I am assuming you either are using the applications and materials that I used or you are happy to realize the same functions in the application you are using. I will be using Linux, KiCAD, a PDF viewer for printing and chemicals available in Poland, where I live.

Preparing the printout

The following assumes you can use KiCAD. KiCAD's printing functionality is basically broken. The quality of printouts is so low you can't do anything with it. The following mitigates that by using Plot.

When creating designs that contain through-hole components make sure to check the size of pads. By default they are tiny-tiny small and can easily break when heat is applied. To change the parameters of a pad right-click on, select Properties and set the Hole shape to Oval, Size X and Size Y to at least 2. With that there is probably enough space to solder.

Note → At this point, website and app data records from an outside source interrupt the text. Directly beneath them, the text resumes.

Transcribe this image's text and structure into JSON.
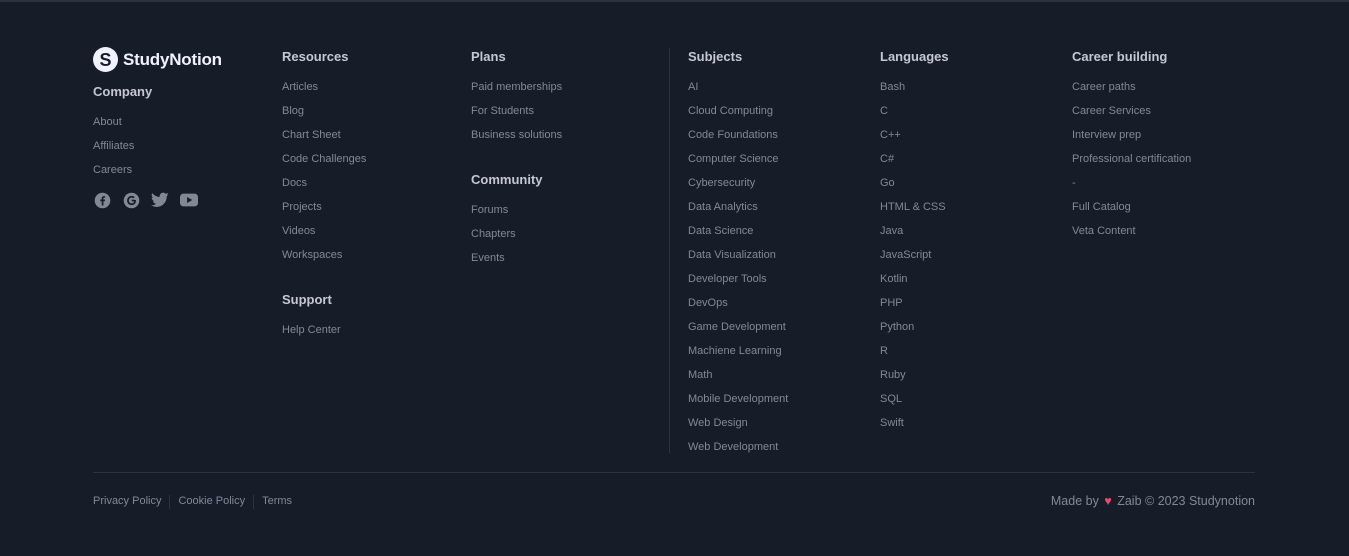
{
  "brand": {
    "mark": "S",
    "name": "StudyNotion"
  },
  "company": {
    "heading": "Company",
    "items": [
      "About",
      "Affiliates",
      "Careers"
    ]
  },
  "socials": [
    "facebook-icon",
    "google-icon",
    "twitter-icon",
    "youtube-icon"
  ],
  "resources": {
    "heading": "Resources",
    "items": [
      "Articles",
      "Blog",
      "Chart Sheet",
      "Code Challenges",
      "Docs",
      "Projects",
      "Videos",
      "Workspaces"
    ]
  },
  "support": {
    "heading": "Support",
    "items": [
      "Help Center"
    ]
  },
  "plans": {
    "heading": "Plans",
    "items": [
      "Paid memberships",
      "For Students",
      "Business solutions"
    ]
  },
  "community": {
    "heading": "Community",
    "items": [
      "Forums",
      "Chapters",
      "Events"
    ]
  },
  "subjects": {
    "heading": "Subjects",
    "items": [
      "AI",
      "Cloud Computing",
      "Code Foundations",
      "Computer Science",
      "Cybersecurity",
      "Data Analytics",
      "Data Science",
      "Data Visualization",
      "Developer Tools",
      "DevOps",
      "Game Development",
      "Machiene Learning",
      "Math",
      "Mobile Development",
      "Web Design",
      "Web Development"
    ]
  },
  "languages": {
    "heading": "Languages",
    "items": [
      "Bash",
      "C",
      "C++",
      "C#",
      "Go",
      "HTML & CSS",
      "Java",
      "JavaScript",
      "Kotlin",
      "PHP",
      "Python",
      "R",
      "Ruby",
      "SQL",
      "Swift"
    ]
  },
  "career": {
    "heading": "Career building",
    "items": [
      "Career paths",
      "Career Services",
      "Interview prep",
      "Professional certification",
      "-",
      "Full Catalog",
      "Veta Content"
    ]
  },
  "bottom": {
    "links": [
      "Privacy Policy",
      "Cookie Policy",
      "Terms"
    ],
    "made_by_prefix": "Made by",
    "heart": "♥",
    "made_by_suffix": "Zaib © 2023 Studynotion"
  },
  "colors": {
    "background": "#161d29",
    "heading": "#c5c7d4",
    "link": "#838894",
    "divider": "#2c333f",
    "heart": "#ef476f"
  }
}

  1. Create your design
  2. Select File / Plot
  3. Set Plot format to PDF
  4. Select the copper layers
  5. Select Mirrored plot and Negative plot
  6. Set Drill marks to Actual size
  7. Click Plot
  8. Open the created PDF and print it on a Canson calcque
  9. Use Density Toner to even the traces on the layout. Density Toner is basically rectified gasoline which melts the toner making it evenly black in all spots. This prevents the printout to leak UV rays through

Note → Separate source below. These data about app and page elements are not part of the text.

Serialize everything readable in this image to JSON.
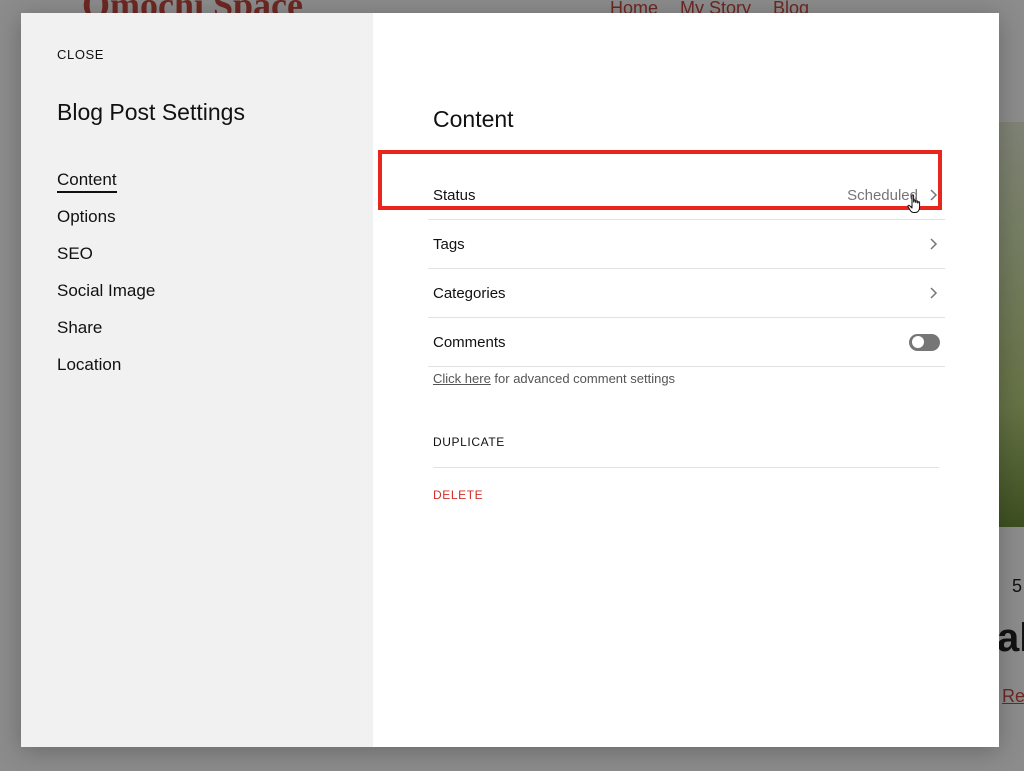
{
  "site": {
    "title": "Omochi Space",
    "nav": [
      "Home",
      "My Story",
      "Blog"
    ],
    "partial_digit": "5",
    "partial_heading": "ab",
    "partial_link": "Re"
  },
  "modal": {
    "close_label": "CLOSE",
    "title": "Blog Post Settings",
    "nav_items": [
      "Content",
      "Options",
      "SEO",
      "Social Image",
      "Share",
      "Location"
    ],
    "active_nav": "Content"
  },
  "content": {
    "title": "Content",
    "rows": {
      "status": {
        "label": "Status",
        "value": "Scheduled"
      },
      "tags": {
        "label": "Tags"
      },
      "categories": {
        "label": "Categories"
      },
      "comments": {
        "label": "Comments",
        "toggle_on": false
      }
    },
    "comment_help_link": "Click here",
    "comment_help_text": " for advanced comment settings",
    "duplicate_label": "DUPLICATE",
    "delete_label": "DELETE"
  },
  "colors": {
    "highlight": "#e8261c",
    "delete": "#d0302a",
    "brand": "#c94a3f"
  },
  "icons": {
    "chevron": "chevron-right-icon",
    "cursor": "hand-pointer-icon"
  }
}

Depending on your printer (I use OKI C332 laser printer) it is important to set the printout density to maximum. That black toner is all that will block the UV rays from the light-sensitive material!

Preparint the PCB

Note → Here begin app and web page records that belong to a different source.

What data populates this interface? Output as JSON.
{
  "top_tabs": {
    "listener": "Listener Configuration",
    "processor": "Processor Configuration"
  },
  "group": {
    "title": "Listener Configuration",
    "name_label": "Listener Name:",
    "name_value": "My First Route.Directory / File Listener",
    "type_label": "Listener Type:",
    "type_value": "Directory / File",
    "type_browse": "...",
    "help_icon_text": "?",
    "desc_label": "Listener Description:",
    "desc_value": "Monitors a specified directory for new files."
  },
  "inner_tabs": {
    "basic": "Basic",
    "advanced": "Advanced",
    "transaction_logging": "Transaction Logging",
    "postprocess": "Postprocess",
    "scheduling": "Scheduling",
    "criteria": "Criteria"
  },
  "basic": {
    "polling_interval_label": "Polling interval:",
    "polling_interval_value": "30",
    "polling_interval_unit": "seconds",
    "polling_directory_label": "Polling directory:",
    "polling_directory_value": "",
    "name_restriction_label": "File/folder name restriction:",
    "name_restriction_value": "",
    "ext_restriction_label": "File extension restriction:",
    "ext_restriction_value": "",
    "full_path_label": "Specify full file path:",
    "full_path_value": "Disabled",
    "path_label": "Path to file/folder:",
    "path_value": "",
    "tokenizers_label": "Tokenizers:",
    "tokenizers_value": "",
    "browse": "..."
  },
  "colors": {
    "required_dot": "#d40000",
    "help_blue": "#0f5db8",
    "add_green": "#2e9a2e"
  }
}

  1. Cut out a piece of laminat to the size of your project. You don't need any excess - that's a waste I don't like
  2. Cut out the printed layout to the size of your PCB. Again, I do that precisely which then makes aligning things easy
  3. Cut out a piece of light-sensitive foil with additional 5-10mm. That excess is needed for the board to be exactly covered form side to side
  4. Clean the PCB. I mean like really, really well. I use a special sanding block for cleaning PCBs that I bought ages ago but a very fine sanding paper will do just fine. Don't overdo it - you don't want the copper layer to get too thin!
  5. Wipe the board with a clean tissue so that any dust is removed from the surface
  6. Peal the cover off of the foil on the inner-side. I do that with a piece of tape - works every time with absolutely no hassle
  7. Place the foil on the PCB - the side that had the outer foil removed
  8. Make sure there are no air bubbles or dust bubbles between the foil and PCB
  9. Put the PCB between a folded sheet of paper (PCB towards the fold!) to form a sandwitch
  10. Run the sandwitch through laminator at least 3 times. Make sure the laminator is properly heated!
  11. Remove paper from sandwitch leaving only PCB. Beware not to peal of the foil from PCB
  12. Put the printed layout toner-down on the PCB
  13. Spray the PCB with layout on it with Transparent and remove all air bubbles
  14. Cover the PCB with a plexi and make sure there are no air bubbles. If there are then you either have to litle Transparent or the field is not even.
  15. Place a 32W energy saving bulb 22cm from the PCB.
  16. Turn on the light source for 12-13 minutes
  17. Remove the PCB and put it in a dark place for 10 minutes (necessary for the chemical process to finish)
  18. Remove the outer protective foil - watch out not to break the layout!
  19. Use foil developer for 2 minutes. While developing use a soft brush to remove the disolved foil. Do NOT exceed 2 minutes!
  20. Wash the PCB under warm running water and using hands delicately remove any remaining pieces of foil.
  21. Put the PCB under light for 5 minutes. That way if there are any parts of the foil lefy they will turn blue and you'll know you have to start again
  22. Put the PCB in a dark place for 5 minutes for the chemical process of hardening the foil to settle
  23. Use B327 to remove non-covered parts of the copper; Don't keep it too long.
  24. Once all the parts are disolved put the PCB under running water and wash excessively
  25. Pour acetone on the board using surface tension to flow the liquid from one side to another. Do that until the foil peels of from the traces
  26. Wash under running water

That's it! With luck the PCB can have extremely small traces (requires good printer which the C332 is not) and very delicate handling especially when washing out the unexposed foil. I stick to 0,25mm traces and above but even that can sometimes go wrong. 0,5mm traces are guaranteed to be 100% successful.

Important remarks

Don't rush things! With the exception of exposing the foil for too long and developing the foil for too long take your time! Rushing things is the worst you can do. This process requires you to be gentle with the board, precise and methodical. Rushing things will only get you to broken traces.

That is it! Happy etching!